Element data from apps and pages
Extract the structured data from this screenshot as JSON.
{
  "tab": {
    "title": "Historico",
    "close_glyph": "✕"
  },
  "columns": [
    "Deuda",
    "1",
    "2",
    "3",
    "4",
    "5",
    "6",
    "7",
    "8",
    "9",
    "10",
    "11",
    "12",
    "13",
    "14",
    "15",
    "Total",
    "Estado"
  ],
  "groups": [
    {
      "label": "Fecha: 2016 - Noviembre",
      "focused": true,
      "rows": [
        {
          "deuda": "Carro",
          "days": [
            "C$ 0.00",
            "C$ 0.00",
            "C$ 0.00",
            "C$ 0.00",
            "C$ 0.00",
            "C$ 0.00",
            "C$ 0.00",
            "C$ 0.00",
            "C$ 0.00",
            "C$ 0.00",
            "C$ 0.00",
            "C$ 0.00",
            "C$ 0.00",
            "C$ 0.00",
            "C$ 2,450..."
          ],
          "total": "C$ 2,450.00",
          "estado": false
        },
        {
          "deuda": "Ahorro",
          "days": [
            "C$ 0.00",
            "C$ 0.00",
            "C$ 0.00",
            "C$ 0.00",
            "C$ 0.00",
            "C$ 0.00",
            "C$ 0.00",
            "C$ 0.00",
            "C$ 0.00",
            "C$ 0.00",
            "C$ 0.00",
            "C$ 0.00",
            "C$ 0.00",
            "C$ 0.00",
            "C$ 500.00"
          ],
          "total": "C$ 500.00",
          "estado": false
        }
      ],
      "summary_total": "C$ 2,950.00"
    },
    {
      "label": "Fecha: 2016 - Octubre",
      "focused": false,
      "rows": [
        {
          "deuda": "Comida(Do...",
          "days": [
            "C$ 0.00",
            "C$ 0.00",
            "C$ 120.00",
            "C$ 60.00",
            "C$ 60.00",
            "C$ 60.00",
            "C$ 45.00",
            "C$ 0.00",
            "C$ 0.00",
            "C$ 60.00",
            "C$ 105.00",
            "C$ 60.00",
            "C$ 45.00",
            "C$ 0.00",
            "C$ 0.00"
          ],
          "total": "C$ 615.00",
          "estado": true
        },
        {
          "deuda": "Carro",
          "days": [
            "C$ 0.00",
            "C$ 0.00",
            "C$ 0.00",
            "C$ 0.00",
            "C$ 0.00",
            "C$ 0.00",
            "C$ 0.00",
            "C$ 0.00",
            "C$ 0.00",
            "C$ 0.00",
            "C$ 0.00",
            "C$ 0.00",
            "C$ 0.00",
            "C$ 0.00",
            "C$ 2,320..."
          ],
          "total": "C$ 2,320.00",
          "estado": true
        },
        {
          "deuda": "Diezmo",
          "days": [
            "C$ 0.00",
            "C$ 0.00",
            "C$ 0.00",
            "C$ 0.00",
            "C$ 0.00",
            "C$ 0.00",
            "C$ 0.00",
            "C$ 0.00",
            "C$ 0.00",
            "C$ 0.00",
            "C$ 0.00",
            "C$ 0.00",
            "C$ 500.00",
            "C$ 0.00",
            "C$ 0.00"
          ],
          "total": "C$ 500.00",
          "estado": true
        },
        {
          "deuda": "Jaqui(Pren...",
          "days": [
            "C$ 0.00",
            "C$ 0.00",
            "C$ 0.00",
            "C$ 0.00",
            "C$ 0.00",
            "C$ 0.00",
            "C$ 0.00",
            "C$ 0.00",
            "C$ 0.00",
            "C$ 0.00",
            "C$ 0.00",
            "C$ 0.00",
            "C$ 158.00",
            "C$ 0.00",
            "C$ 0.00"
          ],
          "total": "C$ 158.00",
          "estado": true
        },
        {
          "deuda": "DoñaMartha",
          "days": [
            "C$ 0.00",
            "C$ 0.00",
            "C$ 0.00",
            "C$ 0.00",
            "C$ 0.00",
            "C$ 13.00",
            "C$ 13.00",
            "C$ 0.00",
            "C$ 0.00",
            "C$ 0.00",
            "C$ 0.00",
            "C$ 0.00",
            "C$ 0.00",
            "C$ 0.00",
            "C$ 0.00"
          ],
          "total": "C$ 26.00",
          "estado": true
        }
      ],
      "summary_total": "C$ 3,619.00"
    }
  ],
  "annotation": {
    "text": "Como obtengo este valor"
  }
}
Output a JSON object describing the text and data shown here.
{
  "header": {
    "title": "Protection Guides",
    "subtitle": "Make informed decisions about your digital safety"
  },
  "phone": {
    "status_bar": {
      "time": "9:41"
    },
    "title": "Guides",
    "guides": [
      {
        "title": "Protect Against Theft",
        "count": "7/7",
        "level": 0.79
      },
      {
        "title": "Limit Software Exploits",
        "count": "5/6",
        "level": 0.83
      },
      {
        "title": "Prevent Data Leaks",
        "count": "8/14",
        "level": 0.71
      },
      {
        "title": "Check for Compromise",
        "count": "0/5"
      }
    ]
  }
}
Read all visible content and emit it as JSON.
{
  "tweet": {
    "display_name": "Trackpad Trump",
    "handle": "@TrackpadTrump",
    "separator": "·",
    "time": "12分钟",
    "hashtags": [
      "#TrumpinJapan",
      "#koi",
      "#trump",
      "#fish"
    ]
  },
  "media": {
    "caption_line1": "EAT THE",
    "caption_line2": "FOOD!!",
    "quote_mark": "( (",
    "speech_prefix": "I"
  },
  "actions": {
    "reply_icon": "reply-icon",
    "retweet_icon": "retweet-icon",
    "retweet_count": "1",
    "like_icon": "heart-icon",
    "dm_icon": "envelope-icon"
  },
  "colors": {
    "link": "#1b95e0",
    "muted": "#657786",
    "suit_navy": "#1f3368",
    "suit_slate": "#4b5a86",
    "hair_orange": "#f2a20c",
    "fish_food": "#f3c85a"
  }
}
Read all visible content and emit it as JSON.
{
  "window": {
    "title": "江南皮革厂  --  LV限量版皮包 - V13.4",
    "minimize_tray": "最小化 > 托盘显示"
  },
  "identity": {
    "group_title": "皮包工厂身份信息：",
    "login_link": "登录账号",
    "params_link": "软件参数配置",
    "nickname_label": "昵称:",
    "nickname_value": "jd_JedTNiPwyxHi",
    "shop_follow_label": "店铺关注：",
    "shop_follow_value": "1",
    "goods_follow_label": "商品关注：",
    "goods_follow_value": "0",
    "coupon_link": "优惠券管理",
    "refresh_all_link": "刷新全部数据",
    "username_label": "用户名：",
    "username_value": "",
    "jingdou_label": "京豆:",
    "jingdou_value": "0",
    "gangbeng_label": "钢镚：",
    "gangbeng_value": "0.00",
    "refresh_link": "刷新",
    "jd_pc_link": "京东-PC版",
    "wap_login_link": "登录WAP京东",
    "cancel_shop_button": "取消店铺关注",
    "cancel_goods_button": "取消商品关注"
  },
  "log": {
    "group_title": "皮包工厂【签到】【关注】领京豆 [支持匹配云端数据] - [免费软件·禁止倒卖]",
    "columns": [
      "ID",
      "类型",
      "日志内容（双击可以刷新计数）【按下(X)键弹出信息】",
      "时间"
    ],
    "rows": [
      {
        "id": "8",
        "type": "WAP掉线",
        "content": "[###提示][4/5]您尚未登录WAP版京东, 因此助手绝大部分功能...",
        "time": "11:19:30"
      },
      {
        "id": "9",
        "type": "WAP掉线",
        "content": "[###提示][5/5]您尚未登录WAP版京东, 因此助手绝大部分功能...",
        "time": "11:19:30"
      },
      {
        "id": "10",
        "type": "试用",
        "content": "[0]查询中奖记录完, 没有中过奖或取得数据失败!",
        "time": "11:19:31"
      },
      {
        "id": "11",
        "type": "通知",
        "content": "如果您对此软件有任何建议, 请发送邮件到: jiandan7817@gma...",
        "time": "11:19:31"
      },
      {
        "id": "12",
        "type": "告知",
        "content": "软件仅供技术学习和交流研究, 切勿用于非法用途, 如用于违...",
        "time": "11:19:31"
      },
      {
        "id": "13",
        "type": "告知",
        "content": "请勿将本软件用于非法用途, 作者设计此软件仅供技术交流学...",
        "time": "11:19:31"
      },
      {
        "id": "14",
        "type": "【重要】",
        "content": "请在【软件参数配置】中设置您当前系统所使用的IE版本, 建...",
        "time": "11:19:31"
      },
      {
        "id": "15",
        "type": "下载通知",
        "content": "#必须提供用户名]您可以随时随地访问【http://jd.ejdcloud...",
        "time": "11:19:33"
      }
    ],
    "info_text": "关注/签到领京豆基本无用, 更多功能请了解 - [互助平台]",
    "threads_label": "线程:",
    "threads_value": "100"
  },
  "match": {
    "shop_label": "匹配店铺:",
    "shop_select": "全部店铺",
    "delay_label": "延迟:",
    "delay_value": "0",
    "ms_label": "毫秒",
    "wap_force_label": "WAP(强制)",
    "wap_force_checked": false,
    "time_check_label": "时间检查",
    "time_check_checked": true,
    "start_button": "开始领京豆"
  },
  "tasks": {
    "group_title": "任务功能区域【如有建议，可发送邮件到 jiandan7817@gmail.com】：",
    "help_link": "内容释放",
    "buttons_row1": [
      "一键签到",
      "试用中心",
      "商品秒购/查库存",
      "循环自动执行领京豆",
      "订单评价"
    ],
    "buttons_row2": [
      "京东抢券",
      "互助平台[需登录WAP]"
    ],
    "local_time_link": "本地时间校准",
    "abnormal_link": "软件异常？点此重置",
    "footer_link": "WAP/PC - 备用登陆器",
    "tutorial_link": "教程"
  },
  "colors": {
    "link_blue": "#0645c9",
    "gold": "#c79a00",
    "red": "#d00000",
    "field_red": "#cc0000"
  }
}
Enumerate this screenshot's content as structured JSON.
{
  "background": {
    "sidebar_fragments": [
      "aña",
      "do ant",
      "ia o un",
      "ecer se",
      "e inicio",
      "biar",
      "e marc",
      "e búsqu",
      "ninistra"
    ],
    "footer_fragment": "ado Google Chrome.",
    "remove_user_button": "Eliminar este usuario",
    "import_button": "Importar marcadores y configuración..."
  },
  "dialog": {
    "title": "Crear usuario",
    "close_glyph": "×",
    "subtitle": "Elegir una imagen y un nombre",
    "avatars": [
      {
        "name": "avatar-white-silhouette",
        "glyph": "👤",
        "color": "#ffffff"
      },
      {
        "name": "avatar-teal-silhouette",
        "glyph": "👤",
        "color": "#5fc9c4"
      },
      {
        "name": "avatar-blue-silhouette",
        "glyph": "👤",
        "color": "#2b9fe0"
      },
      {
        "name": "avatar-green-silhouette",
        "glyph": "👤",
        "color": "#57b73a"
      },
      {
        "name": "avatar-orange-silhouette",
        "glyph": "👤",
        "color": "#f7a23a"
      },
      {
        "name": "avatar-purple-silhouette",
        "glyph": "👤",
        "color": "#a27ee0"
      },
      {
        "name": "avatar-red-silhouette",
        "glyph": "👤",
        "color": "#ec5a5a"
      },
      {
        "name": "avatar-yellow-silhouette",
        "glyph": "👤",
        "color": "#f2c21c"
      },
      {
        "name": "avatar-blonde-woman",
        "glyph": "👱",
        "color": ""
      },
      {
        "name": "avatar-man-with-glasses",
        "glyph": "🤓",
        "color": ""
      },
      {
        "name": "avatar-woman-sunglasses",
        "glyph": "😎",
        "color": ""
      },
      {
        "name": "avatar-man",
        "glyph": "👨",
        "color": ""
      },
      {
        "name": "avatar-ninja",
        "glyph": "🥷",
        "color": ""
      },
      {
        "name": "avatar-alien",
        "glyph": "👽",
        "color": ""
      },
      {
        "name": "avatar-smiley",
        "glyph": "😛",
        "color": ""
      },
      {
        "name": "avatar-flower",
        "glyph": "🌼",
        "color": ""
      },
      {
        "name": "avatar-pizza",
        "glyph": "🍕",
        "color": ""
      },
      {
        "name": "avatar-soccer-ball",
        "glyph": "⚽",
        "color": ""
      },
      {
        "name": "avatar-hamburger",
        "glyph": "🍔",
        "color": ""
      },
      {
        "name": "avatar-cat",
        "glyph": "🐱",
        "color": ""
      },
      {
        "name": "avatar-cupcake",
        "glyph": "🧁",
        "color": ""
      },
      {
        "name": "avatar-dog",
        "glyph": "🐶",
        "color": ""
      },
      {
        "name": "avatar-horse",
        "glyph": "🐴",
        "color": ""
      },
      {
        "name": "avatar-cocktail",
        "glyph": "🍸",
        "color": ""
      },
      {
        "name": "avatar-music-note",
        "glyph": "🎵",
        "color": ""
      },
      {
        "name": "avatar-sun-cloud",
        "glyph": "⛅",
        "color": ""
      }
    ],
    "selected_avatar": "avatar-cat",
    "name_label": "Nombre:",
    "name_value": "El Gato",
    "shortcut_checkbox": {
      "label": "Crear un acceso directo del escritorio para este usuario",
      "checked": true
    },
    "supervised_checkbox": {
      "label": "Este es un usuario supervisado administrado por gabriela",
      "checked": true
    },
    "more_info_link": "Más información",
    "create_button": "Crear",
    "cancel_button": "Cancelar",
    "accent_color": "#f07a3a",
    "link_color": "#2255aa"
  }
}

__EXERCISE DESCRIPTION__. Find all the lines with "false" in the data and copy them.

__TASK ANSWER__.
          "estado": false
          "estado": false
      "focused": false,
    "wap_force_checked": false,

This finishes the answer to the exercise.